**WHAT THIS TASK INVOLVES:**
Please return the listing exactly as it stands, skipping any pictures.

**DATASET:**
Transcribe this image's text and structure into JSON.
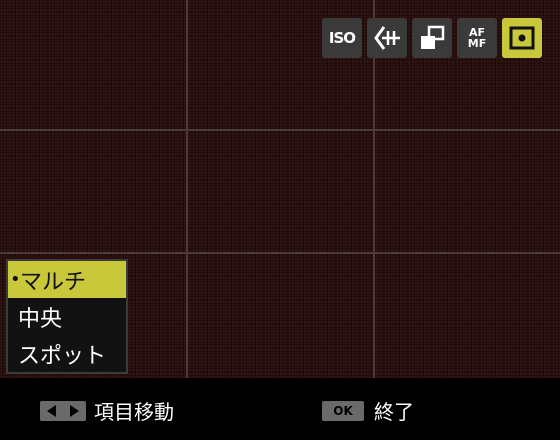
{
  "toolbar": {
    "icons": [
      {
        "name": "iso-icon",
        "text": "ISO"
      },
      {
        "name": "white-balance-icon"
      },
      {
        "name": "drive-mode-icon"
      },
      {
        "name": "af-mf-icon",
        "text_top": "AF",
        "text_bottom": "MF"
      },
      {
        "name": "metering-icon",
        "selected": true
      }
    ]
  },
  "metering_menu": {
    "items": [
      {
        "label": "マルチ",
        "selected": true
      },
      {
        "label": "中央",
        "selected": false
      },
      {
        "label": "スポット",
        "selected": false
      }
    ],
    "selected_bullet": "•"
  },
  "footer": {
    "left_hint": "項目移動",
    "ok_key_label": "OK",
    "right_hint": "終了"
  },
  "colors": {
    "accent": "#c8c83a",
    "background": "#1f0c0c",
    "icon_bg": "#3a3a3a",
    "grid": "#4d3a3a"
  }
}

**WRITTEN SOLUTION:**
Transcribe this image's text and structure into JSON.
{
  "toolbar": {
    "icons": [
      {
        "name": "iso-icon",
        "text": "ISO"
      },
      {
        "name": "white-balance-icon"
      },
      {
        "name": "drive-mode-icon"
      },
      {
        "name": "af-mf-icon",
        "text_top": "AF",
        "text_bottom": "MF"
      },
      {
        "name": "metering-icon",
        "selected": true
      }
    ]
  },
  "metering_menu": {
    "items": [
      {
        "label": "マルチ",
        "selected": true
      },
      {
        "label": "中央",
        "selected": false
      },
      {
        "label": "スポット",
        "selected": false
      }
    ],
    "selected_bullet": "•"
  },
  "footer": {
    "left_hint": "項目移動",
    "ok_key_label": "OK",
    "right_hint": "終了"
  },
  "colors": {
    "accent": "#c8c83a",
    "background": "#1f0c0c",
    "icon_bg": "#3a3a3a",
    "grid": "#4d3a3a"
  }
}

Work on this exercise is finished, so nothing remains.